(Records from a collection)
=== Section Start ===

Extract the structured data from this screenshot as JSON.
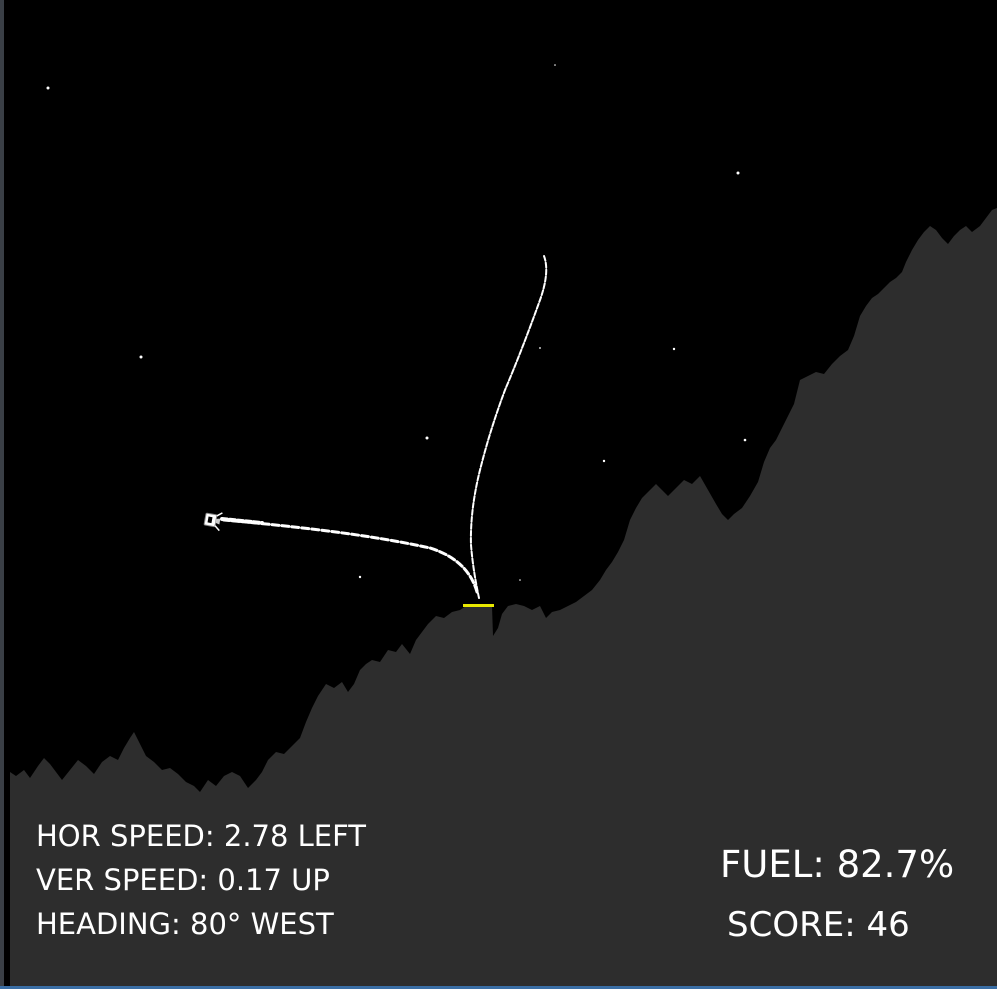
{
  "hud": {
    "horizontal_speed": "HOR SPEED: 2.78 LEFT",
    "vertical_speed": "VER SPEED: 0.17 UP",
    "heading": "HEADING: 80° WEST",
    "fuel": "FUEL: 82.7%",
    "score": "SCORE: 46"
  },
  "colors": {
    "sky": "#000000",
    "terrain": "#2d2d2d",
    "landing_pad": "#e8e800",
    "trail": "#ffffff",
    "hud_text": "#ffffff"
  }
}
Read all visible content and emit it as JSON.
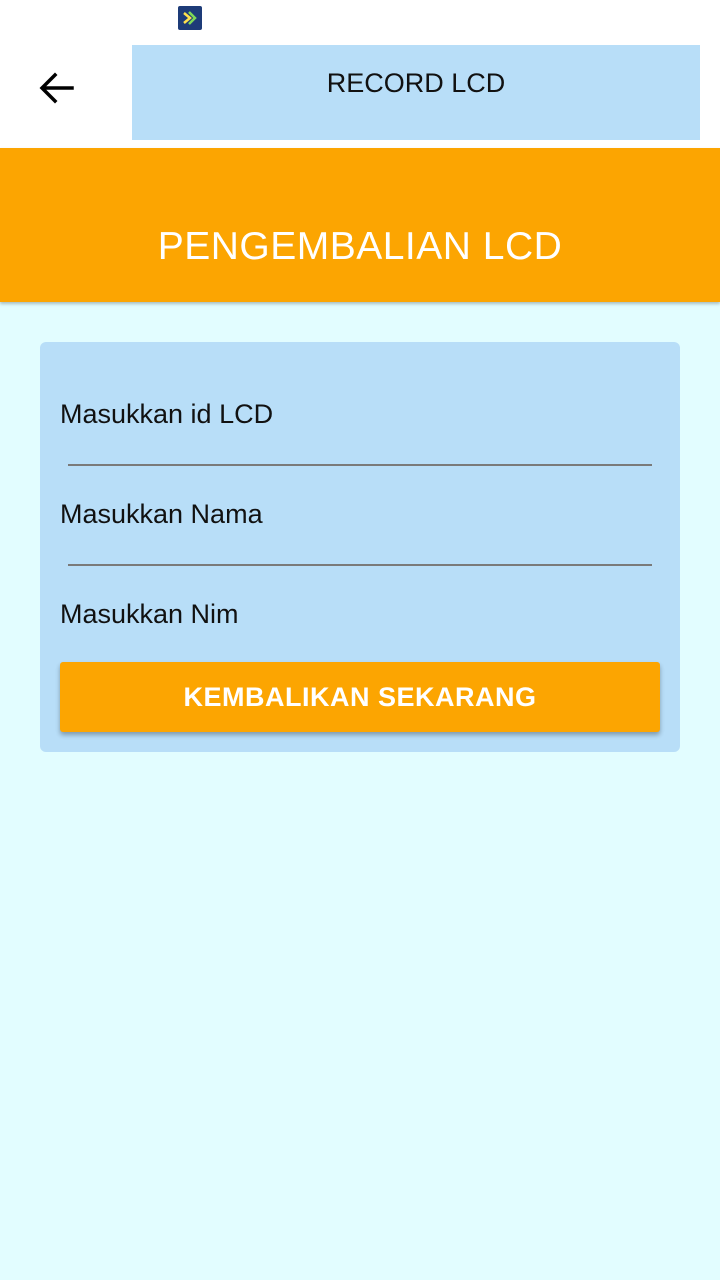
{
  "status_bar": {
    "carrier_icon": "xl-carrier-icon"
  },
  "app_bar": {
    "back_icon": "arrow-left-icon",
    "record_label": "RECORD LCD"
  },
  "header": {
    "title": "PENGEMBALIAN LCD"
  },
  "form": {
    "fields": [
      {
        "placeholder": "Masukkan id LCD",
        "value": ""
      },
      {
        "placeholder": "Masukkan Nama",
        "value": ""
      },
      {
        "placeholder": "Masukkan Nim",
        "value": ""
      }
    ],
    "submit_label": "KEMBALIKAN SEKARANG"
  },
  "colors": {
    "accent": "#fca501",
    "card": "#b8def8",
    "background": "#e2fdff"
  }
}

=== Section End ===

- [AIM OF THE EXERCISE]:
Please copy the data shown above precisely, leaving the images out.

- [SOLUTION BELOW]:
Extract the structured data from this screenshot as JSON.
{
  "hud": {
    "horizontal_speed": "HOR SPEED: 2.78 LEFT",
    "vertical_speed": "VER SPEED: 0.17 UP",
    "heading": "HEADING: 80° WEST",
    "fuel": "FUEL: 82.7%",
    "score": "SCORE: 46"
  },
  "colors": {
    "sky": "#000000",
    "terrain": "#2d2d2d",
    "landing_pad": "#e8e800",
    "trail": "#ffffff",
    "hud_text": "#ffffff"
  }
}
Read all visible content and emit it as JSON.
{
  "status_bar": {
    "carrier_icon": "xl-carrier-icon"
  },
  "app_bar": {
    "back_icon": "arrow-left-icon",
    "record_label": "RECORD LCD"
  },
  "header": {
    "title": "PENGEMBALIAN LCD"
  },
  "form": {
    "fields": [
      {
        "placeholder": "Masukkan id LCD",
        "value": ""
      },
      {
        "placeholder": "Masukkan Nama",
        "value": ""
      },
      {
        "placeholder": "Masukkan Nim",
        "value": ""
      }
    ],
    "submit_label": "KEMBALIKAN SEKARANG"
  },
  "colors": {
    "accent": "#fca501",
    "card": "#b8def8",
    "background": "#e2fdff"
  }
}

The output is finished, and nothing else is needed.